The Differences Between Manslaughter and Murder by California Definition
Although they are sometimes used interchangeably by the general public, manslaughter and murder are not one and the same. It’s true that both are considered very serious crimes and are generally closely related. It’s also true that both manslaughter and murder involve the death of a human being. But what’s are the differences between the two terms based on California definition? Read on to find out.
What is Manslaughter?
There are two main types of manslaughter cases: involuntary manslaughter and voluntary manslaughter.
Involuntary manslaughter in California is defined as taking someone’s life without having an initial intention to do so while also lacking malice afterthought. This crime is considered less serious than its voluntary manslaughter or murder counterparts, resulting in 10 to 16 months in state prison.

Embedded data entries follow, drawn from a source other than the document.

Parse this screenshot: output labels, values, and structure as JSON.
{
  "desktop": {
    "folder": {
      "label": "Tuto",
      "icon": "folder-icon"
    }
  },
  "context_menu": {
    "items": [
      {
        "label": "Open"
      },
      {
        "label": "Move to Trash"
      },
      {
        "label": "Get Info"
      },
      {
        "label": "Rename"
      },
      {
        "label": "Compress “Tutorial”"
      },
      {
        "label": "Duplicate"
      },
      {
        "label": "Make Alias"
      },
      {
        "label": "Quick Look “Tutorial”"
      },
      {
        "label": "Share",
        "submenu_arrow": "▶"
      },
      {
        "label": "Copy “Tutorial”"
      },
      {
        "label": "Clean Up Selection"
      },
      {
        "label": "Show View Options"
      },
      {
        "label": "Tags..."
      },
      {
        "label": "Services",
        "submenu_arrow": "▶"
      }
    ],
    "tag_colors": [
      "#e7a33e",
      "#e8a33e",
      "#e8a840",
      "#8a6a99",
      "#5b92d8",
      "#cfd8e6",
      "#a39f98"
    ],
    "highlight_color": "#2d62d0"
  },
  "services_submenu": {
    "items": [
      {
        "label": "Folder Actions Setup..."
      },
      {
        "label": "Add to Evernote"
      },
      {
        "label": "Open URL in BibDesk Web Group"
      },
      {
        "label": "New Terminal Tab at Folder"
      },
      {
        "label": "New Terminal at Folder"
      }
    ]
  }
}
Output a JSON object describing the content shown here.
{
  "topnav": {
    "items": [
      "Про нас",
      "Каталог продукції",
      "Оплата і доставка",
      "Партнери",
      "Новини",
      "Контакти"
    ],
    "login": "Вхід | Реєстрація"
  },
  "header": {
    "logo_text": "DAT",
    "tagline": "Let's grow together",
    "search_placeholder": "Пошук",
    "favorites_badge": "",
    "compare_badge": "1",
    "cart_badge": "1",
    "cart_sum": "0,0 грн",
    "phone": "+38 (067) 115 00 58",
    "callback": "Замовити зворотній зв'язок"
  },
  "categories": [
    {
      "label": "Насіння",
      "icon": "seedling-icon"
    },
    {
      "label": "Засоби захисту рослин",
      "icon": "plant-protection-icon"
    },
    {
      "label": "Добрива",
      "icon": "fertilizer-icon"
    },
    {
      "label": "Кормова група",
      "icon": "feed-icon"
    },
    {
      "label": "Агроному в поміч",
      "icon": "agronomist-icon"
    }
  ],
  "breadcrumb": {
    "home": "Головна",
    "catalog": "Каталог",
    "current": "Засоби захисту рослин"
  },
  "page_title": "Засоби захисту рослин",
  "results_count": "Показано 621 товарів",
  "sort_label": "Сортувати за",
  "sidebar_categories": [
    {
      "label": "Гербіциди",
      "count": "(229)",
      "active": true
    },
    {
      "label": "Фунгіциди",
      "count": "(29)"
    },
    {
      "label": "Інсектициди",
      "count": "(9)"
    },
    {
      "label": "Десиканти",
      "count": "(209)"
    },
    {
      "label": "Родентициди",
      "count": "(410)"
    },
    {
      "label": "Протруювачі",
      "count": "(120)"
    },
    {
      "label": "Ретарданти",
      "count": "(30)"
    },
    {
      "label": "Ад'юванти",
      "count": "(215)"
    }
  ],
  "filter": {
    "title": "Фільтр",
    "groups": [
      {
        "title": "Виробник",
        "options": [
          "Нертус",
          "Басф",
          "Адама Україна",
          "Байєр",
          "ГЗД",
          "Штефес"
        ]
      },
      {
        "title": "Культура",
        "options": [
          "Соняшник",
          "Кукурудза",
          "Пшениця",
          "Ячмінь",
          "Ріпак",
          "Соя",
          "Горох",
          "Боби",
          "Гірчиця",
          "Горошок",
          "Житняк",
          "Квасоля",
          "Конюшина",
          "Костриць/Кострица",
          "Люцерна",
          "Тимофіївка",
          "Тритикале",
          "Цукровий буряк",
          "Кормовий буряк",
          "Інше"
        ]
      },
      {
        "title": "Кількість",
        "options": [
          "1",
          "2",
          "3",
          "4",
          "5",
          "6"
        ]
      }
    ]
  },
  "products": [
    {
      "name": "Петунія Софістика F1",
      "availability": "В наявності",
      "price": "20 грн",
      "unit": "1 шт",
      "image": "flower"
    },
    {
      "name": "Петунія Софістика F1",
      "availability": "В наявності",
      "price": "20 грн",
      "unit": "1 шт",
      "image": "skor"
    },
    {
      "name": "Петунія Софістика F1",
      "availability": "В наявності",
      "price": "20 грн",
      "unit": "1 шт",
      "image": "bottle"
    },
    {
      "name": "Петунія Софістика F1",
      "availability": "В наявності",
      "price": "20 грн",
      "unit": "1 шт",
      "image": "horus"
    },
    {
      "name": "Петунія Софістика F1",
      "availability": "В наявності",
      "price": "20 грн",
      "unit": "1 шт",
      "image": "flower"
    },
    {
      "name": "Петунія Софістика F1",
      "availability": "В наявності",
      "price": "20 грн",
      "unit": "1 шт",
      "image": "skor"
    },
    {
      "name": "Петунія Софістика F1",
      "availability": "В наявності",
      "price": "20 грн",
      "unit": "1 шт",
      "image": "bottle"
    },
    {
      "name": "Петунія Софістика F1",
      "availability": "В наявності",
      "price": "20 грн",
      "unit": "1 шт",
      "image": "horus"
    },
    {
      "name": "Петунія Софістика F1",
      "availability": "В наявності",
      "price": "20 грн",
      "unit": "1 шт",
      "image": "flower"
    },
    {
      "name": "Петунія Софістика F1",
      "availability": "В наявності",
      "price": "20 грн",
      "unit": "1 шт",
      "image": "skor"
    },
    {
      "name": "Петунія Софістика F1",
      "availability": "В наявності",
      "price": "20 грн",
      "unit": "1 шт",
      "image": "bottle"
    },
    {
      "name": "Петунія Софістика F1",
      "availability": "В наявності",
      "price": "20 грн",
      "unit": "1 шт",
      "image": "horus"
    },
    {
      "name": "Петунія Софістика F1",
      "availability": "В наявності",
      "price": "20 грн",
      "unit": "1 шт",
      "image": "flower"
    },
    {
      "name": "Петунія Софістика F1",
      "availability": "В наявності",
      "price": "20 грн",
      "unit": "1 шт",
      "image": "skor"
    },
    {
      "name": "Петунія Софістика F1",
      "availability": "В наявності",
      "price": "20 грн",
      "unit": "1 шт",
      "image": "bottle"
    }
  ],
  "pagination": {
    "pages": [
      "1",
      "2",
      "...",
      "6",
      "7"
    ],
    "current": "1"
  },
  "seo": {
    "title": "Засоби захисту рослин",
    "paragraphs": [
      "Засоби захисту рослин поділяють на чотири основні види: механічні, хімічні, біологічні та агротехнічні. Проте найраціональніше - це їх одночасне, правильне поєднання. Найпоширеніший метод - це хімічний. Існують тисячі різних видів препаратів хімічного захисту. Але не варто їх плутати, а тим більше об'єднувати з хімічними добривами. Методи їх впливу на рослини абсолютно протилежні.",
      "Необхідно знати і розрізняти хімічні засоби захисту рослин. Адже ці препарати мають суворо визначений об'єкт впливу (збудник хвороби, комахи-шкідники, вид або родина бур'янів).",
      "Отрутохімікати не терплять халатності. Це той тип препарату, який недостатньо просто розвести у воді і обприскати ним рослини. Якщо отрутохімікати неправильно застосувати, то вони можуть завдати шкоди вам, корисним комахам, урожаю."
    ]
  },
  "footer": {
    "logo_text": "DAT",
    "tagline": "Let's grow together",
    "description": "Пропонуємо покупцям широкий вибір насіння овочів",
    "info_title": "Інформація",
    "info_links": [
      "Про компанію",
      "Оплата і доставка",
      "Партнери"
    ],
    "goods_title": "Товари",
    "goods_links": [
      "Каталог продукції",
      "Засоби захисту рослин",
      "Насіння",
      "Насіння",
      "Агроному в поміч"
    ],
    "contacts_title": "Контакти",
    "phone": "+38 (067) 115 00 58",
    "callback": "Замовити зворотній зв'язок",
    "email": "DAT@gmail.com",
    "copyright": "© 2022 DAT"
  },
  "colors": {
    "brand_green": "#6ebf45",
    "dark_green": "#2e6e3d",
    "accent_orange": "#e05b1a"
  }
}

Voluntary manslaughter, also called “heat-of-passion” killings, involves the intent to kill during an understandingly arousing situation (e.g., during a bar fight, in the midst of a home burglary, etc.). If convicted of voluntary manslaughter, the penalty is 15 years to life in state prison and the loss of the right to own a firearm.
If someone has the intent to kill someone but plans it ahead of time, however, this would be considered first-degree murder instead of voluntary manslaughter.
What is Murder?
Although the life being taken from any human being is serious, by California law, murder is considered more serious than manslaughter and includes the penalty of possible life in prison.
To be convicted of first-degree murder in California, the suspect must have had a premediated intent to kill, had malice afterthought following the killing while committing a felony act, and/or used an explosive device such as a bomb to complete the crime.
Second-degree murder, like first-degree murder, is also considered the intentional and/or reckless killing of another individual but with absence of the latter characteristics. Those convicted receive decades in prison. However, in some cases, involuntary manslaughter may instead be charged instead of second-degree murder.
Call Ms. Mattern if You’ve Been Convicted of Manslaughter or Murder Near Los Angeles
Whether you are at fault for committing manslaughter or murder or are innocent but are still being convicted, Defense Attorney Lisa Mattern may be able to assist. With part of her specialty in violent crime, she has worked with numerous individuals to reduce or clear their charges for assault, domestic violence, rape, vehicular manslaughter, murder, and more.
If you’re in the Los Angeles, CA area and wish to speak with Attorney Mattern for her criminal defense services, you can give her a call at 310-342-8254.